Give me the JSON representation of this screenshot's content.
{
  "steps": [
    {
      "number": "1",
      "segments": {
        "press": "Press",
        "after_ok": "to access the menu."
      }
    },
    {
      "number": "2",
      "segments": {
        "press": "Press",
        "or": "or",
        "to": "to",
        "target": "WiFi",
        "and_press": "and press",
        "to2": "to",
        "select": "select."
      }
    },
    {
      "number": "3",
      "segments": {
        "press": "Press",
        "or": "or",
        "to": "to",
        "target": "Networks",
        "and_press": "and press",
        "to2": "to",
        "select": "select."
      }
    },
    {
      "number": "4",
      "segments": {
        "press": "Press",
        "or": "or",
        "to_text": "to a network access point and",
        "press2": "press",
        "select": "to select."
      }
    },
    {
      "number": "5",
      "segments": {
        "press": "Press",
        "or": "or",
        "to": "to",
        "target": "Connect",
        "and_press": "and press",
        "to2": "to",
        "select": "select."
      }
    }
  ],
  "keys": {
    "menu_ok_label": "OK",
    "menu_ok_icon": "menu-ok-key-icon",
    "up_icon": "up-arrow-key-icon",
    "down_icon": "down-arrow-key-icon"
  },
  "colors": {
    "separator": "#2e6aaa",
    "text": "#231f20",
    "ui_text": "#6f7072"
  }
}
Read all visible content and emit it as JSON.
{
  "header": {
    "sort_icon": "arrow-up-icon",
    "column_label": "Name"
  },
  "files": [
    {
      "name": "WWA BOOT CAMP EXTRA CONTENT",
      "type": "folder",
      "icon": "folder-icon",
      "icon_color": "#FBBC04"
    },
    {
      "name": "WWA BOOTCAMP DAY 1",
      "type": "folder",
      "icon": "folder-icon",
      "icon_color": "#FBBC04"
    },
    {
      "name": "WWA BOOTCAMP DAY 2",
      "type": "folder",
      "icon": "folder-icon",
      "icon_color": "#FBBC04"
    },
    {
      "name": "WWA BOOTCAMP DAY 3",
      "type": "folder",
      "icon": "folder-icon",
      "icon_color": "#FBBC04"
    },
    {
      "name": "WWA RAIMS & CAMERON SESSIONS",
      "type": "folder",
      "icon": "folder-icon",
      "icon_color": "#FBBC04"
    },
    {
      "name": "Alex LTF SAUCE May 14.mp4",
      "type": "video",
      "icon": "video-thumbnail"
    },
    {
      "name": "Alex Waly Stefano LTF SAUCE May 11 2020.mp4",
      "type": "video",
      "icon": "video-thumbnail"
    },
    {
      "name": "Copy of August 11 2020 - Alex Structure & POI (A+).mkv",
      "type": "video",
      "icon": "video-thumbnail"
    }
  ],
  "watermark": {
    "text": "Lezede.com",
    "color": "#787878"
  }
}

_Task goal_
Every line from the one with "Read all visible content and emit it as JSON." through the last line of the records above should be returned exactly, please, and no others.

_Worked solution_
Read all visible content and emit it as JSON.
{
  "header": {
    "sort_icon": "arrow-up-icon",
    "column_label": "Name"
  },
  "files": [
    {
      "name": "WWA BOOT CAMP EXTRA CONTENT",
      "type": "folder",
      "icon": "folder-icon",
      "icon_color": "#FBBC04"
    },
    {
      "name": "WWA BOOTCAMP DAY 1",
      "type": "folder",
      "icon": "folder-icon",
      "icon_color": "#FBBC04"
    },
    {
      "name": "WWA BOOTCAMP DAY 2",
      "type": "folder",
      "icon": "folder-icon",
      "icon_color": "#FBBC04"
    },
    {
      "name": "WWA BOOTCAMP DAY 3",
      "type": "folder",
      "icon": "folder-icon",
      "icon_color": "#FBBC04"
    },
    {
      "name": "WWA RAIMS & CAMERON SESSIONS",
      "type": "folder",
      "icon": "folder-icon",
      "icon_color": "#FBBC04"
    },
    {
      "name": "Alex LTF SAUCE May 14.mp4",
      "type": "video",
      "icon": "video-thumbnail"
    },
    {
      "name": "Alex Waly Stefano LTF SAUCE May 11 2020.mp4",
      "type": "video",
      "icon": "video-thumbnail"
    },
    {
      "name": "Copy of August 11 2020 - Alex Structure & POI (A+).mkv",
      "type": "video",
      "icon": "video-thumbnail"
    }
  ],
  "watermark": {
    "text": "Lezede.com",
    "color": "#787878"
  }
}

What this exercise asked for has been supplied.